|Now it’s personal|
|You are already in the matrix|
|Nine billion likes|
|Better than the real thing|
|Who’s looking at who?|
|YouTube: You Broadcasting Your Brand|
|yoUr eXperience: UX|
|Get rich quick|
|Get straight to the point|
|It's Marketing Jim, but not as we know it|
|Open? Forward? Bin?|
|Should you be on team Android?|
|‘Like’ or censor?|
|You’ve been tagged|
|Setting the scene|
|Take your brain to another dimension|
|Planet of the apps|
|One hit wonder|
|Less is more|
|Is HTML5 the nail in the coffin of Flash?|
|All shapes and sizes|
|A parallax universe|
04 Apr 2012
There are plenty of pitfalls to avoid when it comes to how marketers approach digital.
“Whatever you do must be a longer term commitment, you have to continue with the activity and be there for a longer time than you would with traditional media or classic advertising,” says Fabio Piva, global brand lead – men’s healthcare at Bayer HealthCare.
His advice for those in pharma thinking about digital campaigns: “Ask yourself twice what the value is in the exchange you are providing. When will you be useful for your target audience?
“Because in the current order, if you forget to be relevant … you will be forgotten after five minutes.”
For digital marketing expert Kai Gait a common mistake marketers make is not planning and resourcing appropriately.
“I still hear of strategies and tactics that are poorly conceived and, therefore, are doomed to failure before they even launch. Planning a ‘fire and forget’ campaign where you have no evolving strategy for the project sets it up for failure, as these campaigns don’t work online – people want to engage and a ‘campaign’ is not sufficient.”
It’s also difficult to ignore the relentless drive among marketers to launch more websites. An initiative may need one – though Pfizer’s disease awareness campaign Can You Feel My Pain? stands out for using only social media channels – but the spectre of too many websites that attract too few visitors should haunt every marketer.
As further pitfalls pharma marketers should avoid Sanofi’s marketing channel manager Ben Tilly cites three common ones:
Being led by the technology rather than customers’ needs: “It’s easy to jump on the latest technology bandwagon or look at the competition and think, ‘they’re using x, y or z channel, so should we, or we’ll be seen to be lagging’. But customer centricity is, and always will be, the main driver to a channel adoption approach.”

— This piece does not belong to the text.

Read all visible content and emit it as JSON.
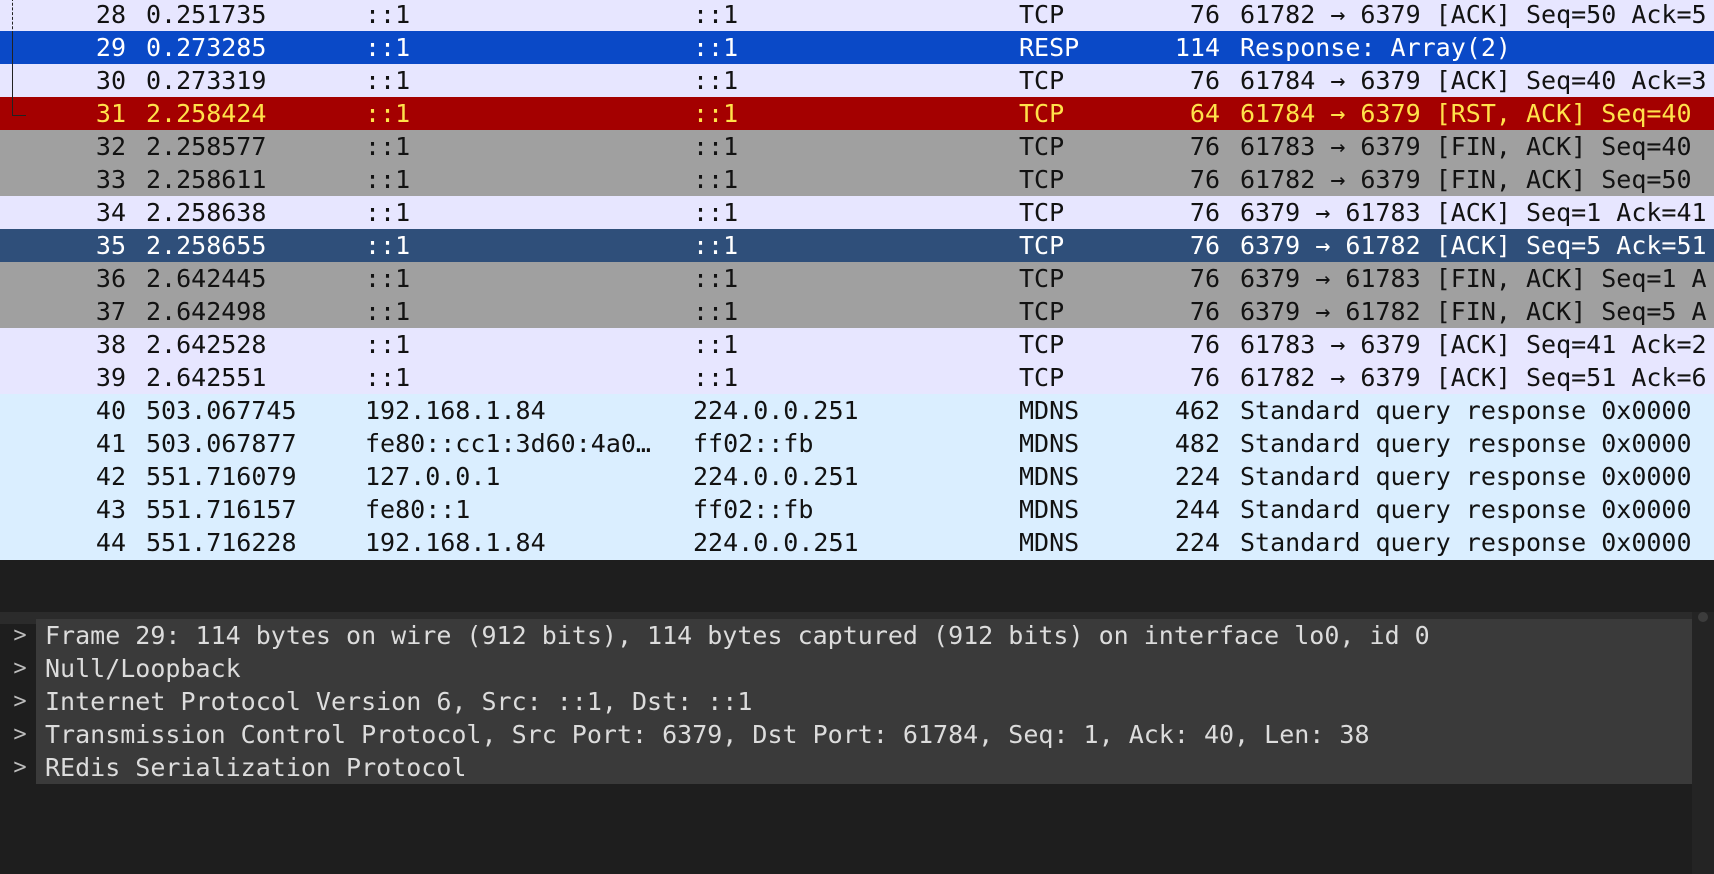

Under-estimating the resource required: “For instance, budgets are put in place to create a website, but no thought or monetary resource is put into the promotion of that website. Similarly, little or no resource is put into the continued development and refreshment and refinement of content.”
Thinking social media is a quick, cheap way to promote a message: “A Twitter account, for instance, needs constant monitoring, from a pharmacovigilance perspective, as well as the need to handle ‘difficult’ posts from followers,” he says.
“There is no question about the need to develop strategies that make use of digital, because everybody sees the fact it can increase efficiency and decrease cost,” says Bayer’s Fabio Piva.
But he adds: “I see a big question mark over how well pharma can use digital.”
For now it’s up to pharma to prove it can use digital in a way that adds value.